Baby boy Freddie became the 100th “Smoke Free Baby” to be born in Wexford General Hospital on Ash Wednesday, March 2nd. With both mother and baby doing well, health services in the south east were celebrating this particular milestone reflecting on the 1,300 referrals that have been made since the “Supporting Women to Quit and Stay Quit” programme began two years ago.
Supported by the government’s Sláintecare strategy for its aims of integrating hospital and primary care services, this particular programme operates as a free, dedicated support for pregnant women.
They take referrals of pregnant women (in addition to partners and family members) from the four maternity departments of acute hospitals in the South East (University Hospital Waterford, Wexford General Hospital, St. Luke’s General Hospital Carlow/Kilkenny and Tipperary University Hospitals) and from primary care and community services in counties Carlow, Kilkenny, South Tipperary, Waterford and Wexford.
Working with specially trained Smoking Cessation Officers, over 300 participants have achieved a “quit date” within weeks.
With an average rate of one baby per week or so being born into what previously was a smoking environment but now is not, those working on the programme were anticipating a 100th arrival on Ash Wednesday – National No Smoking Day and Baby Freddie obliged.
"The best possible start in life."
Marking the success of the Sláintecare integrated care programme and looking forward to it reaching its latest milestone, Kate Cassidy, Health and Wellbeing Officer with the HSE/South East Community Healthcare services, said:
“Stopping smoking is the best thing you can do for yourself and your baby. We know, of course, that it can be difficult to do. We also know, however, that parents want to give their baby the best possible start in life. By using our 1:1 intensive stop smoking service or telephone support, participants can increase their chances of quitting fourfold.” She continued: “Nearly half of pregnant women who set a quit date with their stop smoking service go on to quit successfully. No matter what stage you or your partner are at in your pregnancy, it is never too late to stop smoking. You will get the support you need and not be judged.

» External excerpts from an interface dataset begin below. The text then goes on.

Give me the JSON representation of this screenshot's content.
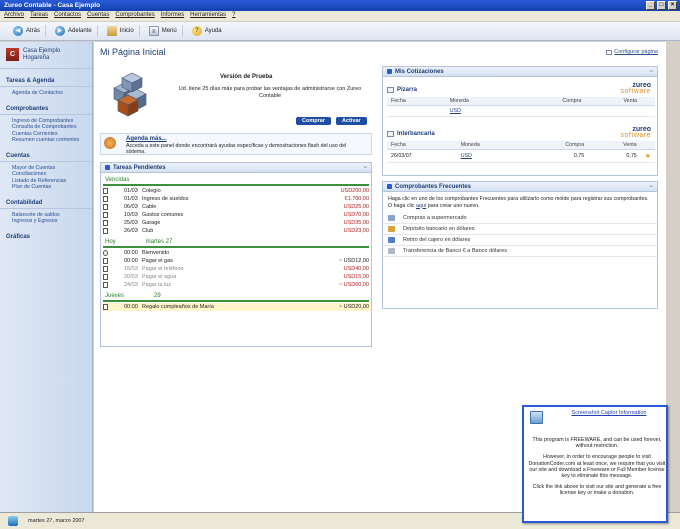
{
  "window": {
    "title": "Zureo Contable - Casa Ejemplo"
  },
  "menu": [
    "Archivo",
    "Tareas",
    "Contactos",
    "Cuentas",
    "Comprobantes",
    "Informes",
    "Herramientas",
    "?"
  ],
  "toolbar": {
    "back": "Atrás",
    "forward": "Adelante",
    "home": "Inicio",
    "menu": "Menú",
    "help": "Ayuda"
  },
  "sidebar": {
    "company_name": "Casa Ejemplo",
    "company_sub": "Hogareña",
    "sections": [
      {
        "title": "Tareas & Agenda",
        "items": [
          "Agenda de Contactos"
        ]
      },
      {
        "title": "Comprobantes",
        "items": [
          "Ingreso de Comprobantes",
          "Consulta de Comprobantes",
          "Cuentas Corrientes",
          "Resumen cuentas corrientes"
        ]
      },
      {
        "title": "Cuentas",
        "items": [
          "Mayor de Cuentas",
          "Conciliaciones",
          "Listado de Referencias",
          "Plan de Cuentas"
        ]
      },
      {
        "title": "Contabilidad",
        "items": [
          "Balancete de saldos",
          "Ingresos y Egresos"
        ]
      },
      {
        "title": "Gráficas",
        "items": []
      }
    ]
  },
  "main": {
    "title": "Mi Página Inicial",
    "config_link": "Configurar página",
    "trial": {
      "title": "Versión de Prueba",
      "text": "Ud. tiene 25 días más para probar las ventajas de administrarse con Zureo Contable",
      "buy": "Comprar",
      "activate": "Activar"
    },
    "promo": {
      "title": "Agenda más...",
      "text": "Acceda a este panel donde encontrará ayudas específicas y demostraciones flash del uso del sistema."
    },
    "tasks": {
      "title": "Tareas Pendientes",
      "groups": [
        {
          "label": "Vencidas",
          "sub": "",
          "rows": [
            {
              "date": "01/03",
              "desc": "Colegio",
              "amount": "USD200,00",
              "muted": false
            },
            {
              "date": "01/03",
              "desc": "Ingreso de sueldos",
              "amount": "€1.700,00",
              "muted": false
            },
            {
              "date": "06/03",
              "desc": "Cable",
              "amount": "USD25,00",
              "muted": false
            },
            {
              "date": "10/03",
              "desc": "Gastos comunes",
              "amount": "USD70,00",
              "muted": false
            },
            {
              "date": "25/03",
              "desc": "Garage",
              "amount": "USD35,00",
              "muted": false
            },
            {
              "date": "26/03",
              "desc": "Club",
              "amount": "USD23,00",
              "muted": false
            }
          ]
        },
        {
          "label": "Hoy",
          "sub": "martes 27",
          "rows": [
            {
              "date": "00:00",
              "desc": "Bienvenido",
              "amount": "",
              "muted": false,
              "bell": true
            },
            {
              "date": "00:00",
              "desc": "Pagar el gas",
              "amount": "~ USD12,00",
              "muted": false
            },
            {
              "date": "15/03",
              "desc": "Pagar el teléfono",
              "amount": "USD40,00",
              "muted": true
            },
            {
              "date": "20/03",
              "desc": "Pagar el agua",
              "amount": "USD15,00",
              "muted": true
            },
            {
              "date": "24/03",
              "desc": "Pagar la luz",
              "amount": "~ USD60,00",
              "muted": true
            }
          ]
        },
        {
          "label": "Jueves",
          "sub": "29",
          "rows": [
            {
              "date": "00:00",
              "desc": "Regalo cumpleaños de María",
              "amount": "~ USD20,00",
              "muted": false,
              "highlight": true
            }
          ]
        }
      ]
    },
    "cotizaciones": {
      "title": "Mis Cotizaciones",
      "headers": [
        "Fecha",
        "Moneda",
        "Compra",
        "Venta"
      ],
      "blocks": [
        {
          "name": "Pizarra",
          "brand": "zureo",
          "brand_sub": "software",
          "rows": [
            {
              "date": "",
              "currency": "USD",
              "buy": "",
              "sell": ""
            }
          ]
        },
        {
          "name": "Interbancaria",
          "brand": "zureo",
          "brand_sub": "software",
          "rows": [
            {
              "date": "26/03/07",
              "currency": "USD",
              "buy": "0,75",
              "sell": "0,75"
            }
          ]
        }
      ]
    },
    "frecuentes": {
      "title": "Comprobantes Frecuentes",
      "intro_a": "Haga clic en uno de los comprobantes Frecuentes para utilizarlo como molde para registrar sus comprobantes. O haga clic",
      "intro_link": "aquí",
      "intro_b": "para crear uno nuevo.",
      "items": [
        "Compras a supermercado",
        "Depósito bancario en dólares",
        "Retiro del cajero en dólares",
        "Transferencia de Banco € a Banco dólares"
      ]
    }
  },
  "status": {
    "date": "martes 27, marzo 2007"
  },
  "popup": {
    "link": "Screenshot Captor Information",
    "p1": "This program is FREEWARE, and can be used forever, without restriction.",
    "p2": "However, in order to encourage people to visit DonationCoder.com at least once, we require that you visit our site and download a Freeware or Full Member license key to eliminate this message.",
    "p3": "Click the link above to visit our site and generate a free license key or make a donation."
  }
}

Ask your midwife, GP, healthcare provider or practice nurse to refer yourself to the “Supporting Pregnant Women to Quit and Stay Quit.
“Once referred, a Stop Smoking Advisor will talk to you about your smoking habits and help you to build a plan to quit smoking. They will help you build confidence and motivate you to quit.” One such Stop Smoking Advisor is David Phelan. Outlining the benefits of participation in “Supporting Pregnant Women to Quit and Stay Quit”, David says: “It will be your plan. It will help you to build coping skills and avoid risky situations for you. When you stop smoking, both you and your baby will feel the benefits immediately. Carbon monoxide and other chemicals will quickly leave your body. This means that there’ll be more oxygen in your blood, making you and your baby much healthier.”
Confirming that HSE/South East Community Healthcare’s tobacco services are expanding, Susan Scully, Health Promtion and Improvement Officer, said they were “developing plans to dedicated supports in Chronic Disease Hubs, Community Health Networks and the Sláintecare Healthy Communities pilot sites in Clonmel, Waterford City and Enniscorthy/Wexford. Resources to support smoking cessation will include “one to one” support, Stop Smoking Medication and the tailored Quit programme.”
The positive impact to date of the programme has also been welcomed by the Chief Officer of HSE/South East Community Healthcare Kate Killeen White: “All HSE services in the South East are very proud of this support service. It is proving to be a very good demonstration of the integrated care approach central to the Sláintecare project.”